It's with great felicity, beatitude, gusto and other big words that we don't understand that we must announce that Mona Lisa Smile is one movie that contains nothing that is even quasi sine qua non. Rats! More big words we don't understand.
But what we do understand is that Julia Roberts plays Katherine Watson, a teacher of art-history who is committed to shattering the stereotypes that women feel compelled to conform to in 1950s America.
The year is 1953. Katherine Watson is a progressive feminist. That explains the very contemporary hair-do that she sports in this period film? Wellesley is a devout traditionalist. That explains that Wellesley is a devout traditionalist. So, well, not quite yin and yang, but Watson and Wellesley sure come together as oil and water.
Lighting a match in the vicinity of the oil slick are the students who give her a bit of a hard time before settling into her groove. A few torrid explosions later, all the students are won except for Betty Warren (Kirsten Dunst).
But then Betty is the kinda gal who has a carton of 'super-bitch' cornflakes the size of a bus, every morning for breakfast. All Betty aspires to do is get hitched to an upwardly mobile Harvard grad, get snide with her friends, and hope that her non-blonde roots don't show from under the beret.
Betty has a mother from hell - the kind that we thought perished when the Japanese stopped making white-horror films. Her best pal Giselle Levy (Gyllenhaal) is sleeping with an Italian professor who wears an expression of someone who has an evil jock itch. And between them, the two girls represent the two ends of a very broad spectrum of sexual expression.

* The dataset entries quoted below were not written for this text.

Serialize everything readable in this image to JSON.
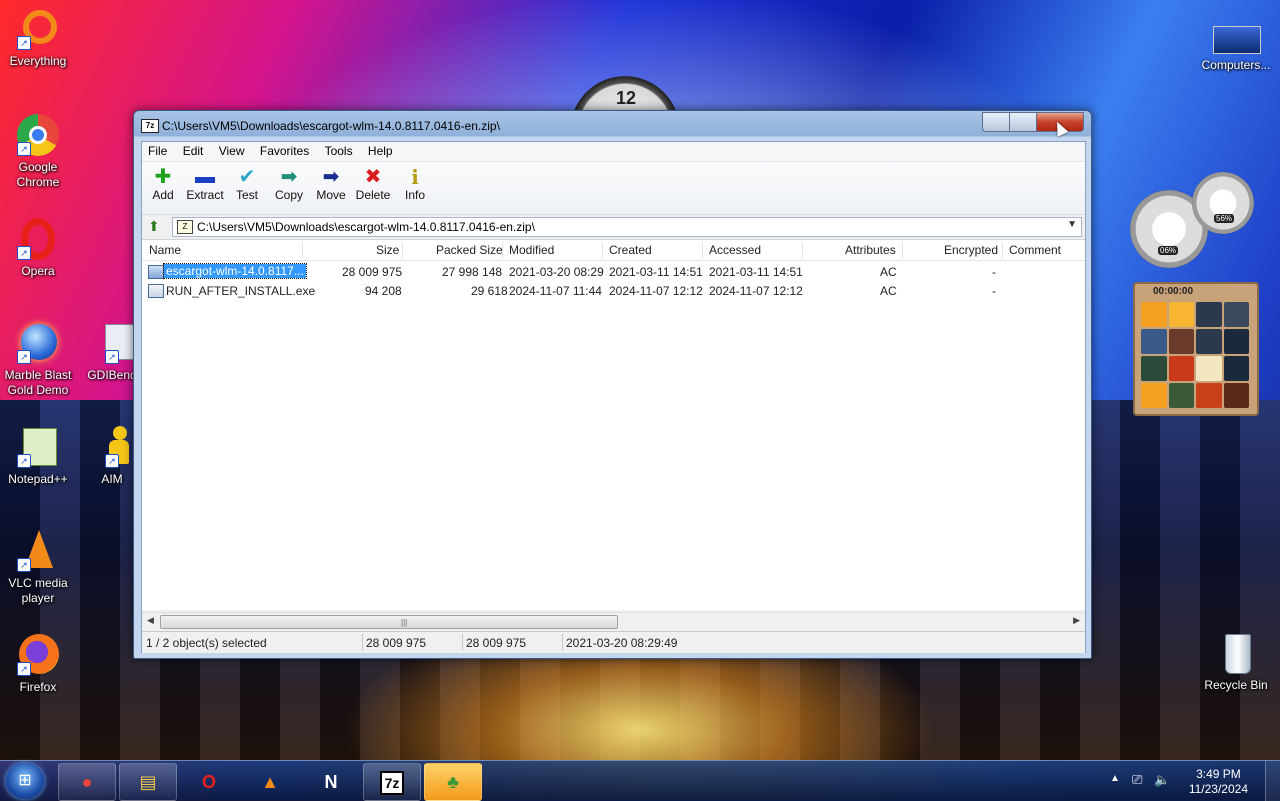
{
  "desktop": {
    "icons": [
      {
        "label": "Everything"
      },
      {
        "label": "Google\nChrome"
      },
      {
        "label": "Opera"
      },
      {
        "label": "Marble Blast\nGold Demo"
      },
      {
        "label": "GDIBend"
      },
      {
        "label": "Notepad++"
      },
      {
        "label": "AIM"
      },
      {
        "label": "VLC media\nplayer"
      },
      {
        "label": "Firefox"
      },
      {
        "label": "Computers..."
      },
      {
        "label": "Recycle Bin"
      }
    ],
    "meter": {
      "cpu": "06%",
      "ram": "56%"
    },
    "puzzle": {
      "timer": "00:00:00"
    },
    "clock_gadget": {
      "label": "12"
    }
  },
  "window": {
    "title": "C:\\Users\\VM5\\Downloads\\escargot-wlm-14.0.8117.0416-en.zip\\",
    "app_icon": "7z",
    "menu": [
      "File",
      "Edit",
      "View",
      "Favorites",
      "Tools",
      "Help"
    ],
    "toolbar": [
      {
        "label": "Add",
        "icon": "plus-icon",
        "glyph": "✚",
        "color": "#1fa31f"
      },
      {
        "label": "Extract",
        "icon": "minus-icon",
        "glyph": "▬",
        "color": "#1a3fc2"
      },
      {
        "label": "Test",
        "icon": "check-icon",
        "glyph": "✔",
        "color": "#2aa8c8"
      },
      {
        "label": "Copy",
        "icon": "copy-arrow-icon",
        "glyph": "➡",
        "color": "#1f8f7a"
      },
      {
        "label": "Move",
        "icon": "move-arrow-icon",
        "glyph": "➡",
        "color": "#1a2f90"
      },
      {
        "label": "Delete",
        "icon": "delete-x-icon",
        "glyph": "✖",
        "color": "#d81e1e"
      },
      {
        "label": "Info",
        "icon": "info-icon",
        "glyph": "i",
        "color": "#b59a12"
      }
    ],
    "address": "C:\\Users\\VM5\\Downloads\\escargot-wlm-14.0.8117.0416-en.zip\\",
    "columns": [
      "Name",
      "Size",
      "Packed Size",
      "Modified",
      "Created",
      "Accessed",
      "Attributes",
      "Encrypted",
      "Comment"
    ],
    "rows": [
      {
        "name": "escargot-wlm-14.0.8117...",
        "size": "28 009 975",
        "packed": "27 998 148",
        "modified": "2021-03-20 08:29",
        "created": "2021-03-11 14:51",
        "accessed": "2021-03-11 14:51",
        "attributes": "AC",
        "encrypted": "-",
        "comment": "",
        "selected": true
      },
      {
        "name": "RUN_AFTER_INSTALL.exe",
        "size": "94 208",
        "packed": "29 618",
        "modified": "2024-11-07 11:44",
        "created": "2024-11-07 12:12",
        "accessed": "2024-11-07 12:12",
        "attributes": "AC",
        "encrypted": "-",
        "comment": "",
        "selected": false
      }
    ],
    "status": {
      "selection": "1 / 2 object(s) selected",
      "size": "28 009 975",
      "packed": "28 009 975",
      "modified": "2021-03-20 08:29:49"
    }
  },
  "taskbar": {
    "buttons": [
      {
        "name": "chrome",
        "glyph": "●",
        "color": "#e8453c"
      },
      {
        "name": "explorer",
        "glyph": "▤",
        "color": "#f2c94c"
      },
      {
        "name": "opera",
        "glyph": "O",
        "color": "#e8201a"
      },
      {
        "name": "vlc",
        "glyph": "▲",
        "color": "#f28a1a"
      },
      {
        "name": "netscape",
        "glyph": "N",
        "color": "#ffffff"
      },
      {
        "name": "7zip",
        "glyph": "7z",
        "color": "#000000"
      },
      {
        "name": "users",
        "glyph": "♣",
        "color": "#3a9a3a"
      }
    ],
    "time": "3:49 PM",
    "date": "11/23/2024"
  }
}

Julia Stiles plays Joan Brandwyn, another senior who is a brilliant, 'straight A' pre-law student who is willing to give up an admission into Yale just so could adopt 'the role she was born to fill' i.e. get married.
Mona Lisa Smile traces Watson's journey as she influences the lives of her students. Its portrayal of Roberts' evolution from persona non grata to philosopher and confidante is compelling. The battles that she picks in order to assert not just her individuality but that of woman-kind, are relevant still.

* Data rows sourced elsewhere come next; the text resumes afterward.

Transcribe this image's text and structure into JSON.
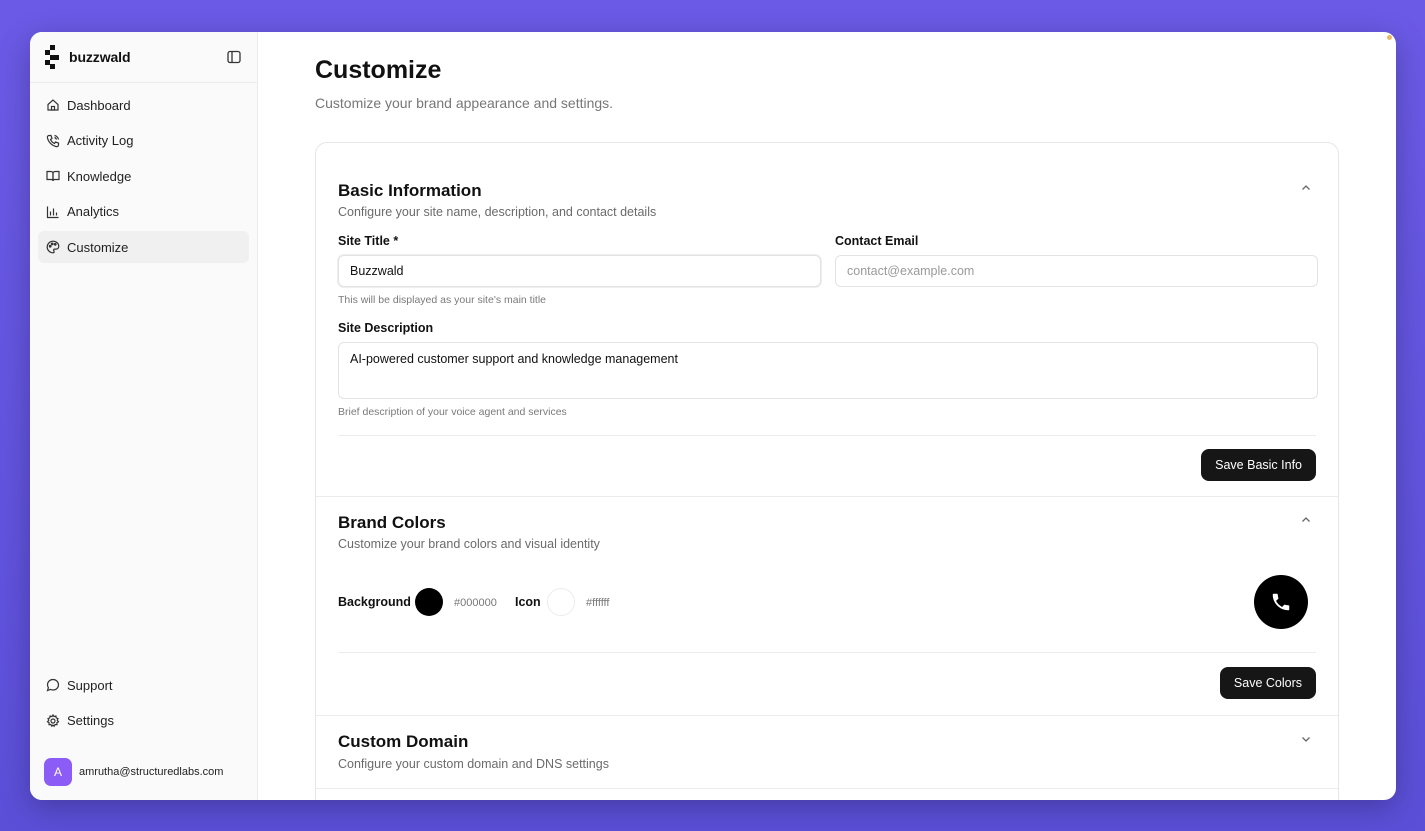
{
  "brand": {
    "name": "buzzwald"
  },
  "sidebar": {
    "items": [
      {
        "label": "Dashboard",
        "icon": "home-icon"
      },
      {
        "label": "Activity Log",
        "icon": "phone-icon"
      },
      {
        "label": "Knowledge",
        "icon": "book-icon"
      },
      {
        "label": "Analytics",
        "icon": "bar-chart-icon"
      },
      {
        "label": "Customize",
        "icon": "palette-icon",
        "active": true
      }
    ],
    "bottom_items": [
      {
        "label": "Support",
        "icon": "message-icon"
      },
      {
        "label": "Settings",
        "icon": "gear-icon"
      }
    ],
    "user": {
      "initial": "A",
      "email": "amrutha@structuredlabs.com"
    }
  },
  "page": {
    "title": "Customize",
    "subtitle": "Customize your brand appearance and settings."
  },
  "basic_info": {
    "title": "Basic Information",
    "description": "Configure your site name, description, and contact details",
    "site_title_label": "Site Title *",
    "site_title_value": "Buzzwald",
    "site_title_helper": "This will be displayed as your site's main title",
    "contact_email_label": "Contact Email",
    "contact_email_placeholder": "contact@example.com",
    "site_description_label": "Site Description",
    "site_description_value": "AI-powered customer support and knowledge management",
    "site_description_helper": "Brief description of your voice agent and services",
    "save_label": "Save Basic Info"
  },
  "brand_colors": {
    "title": "Brand Colors",
    "description": "Customize your brand colors and visual identity",
    "background_label": "Background",
    "background_hex": "#000000",
    "icon_label": "Icon",
    "icon_hex": "#ffffff",
    "save_label": "Save Colors"
  },
  "custom_domain": {
    "title": "Custom Domain",
    "description": "Configure your custom domain and DNS settings"
  },
  "colors": {
    "accent": "#161616",
    "avatar": "#8b5cf6",
    "backdrop": "#6b5ae6"
  }
}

You know all along how this film is going to turn out. But, it doesn't matter. You know that Watson will prevail and that Betty will have to see it too but you are still touched when the moment arrives.
Gyllenhaal is brilliant in her portrayal of Giselle. Julia Roberts is a little lack-lustre. Sometimes, just sometimes, you find yourself wondering what Mike Newell was trying to do. But all in all, this one merits one trip to the theatre.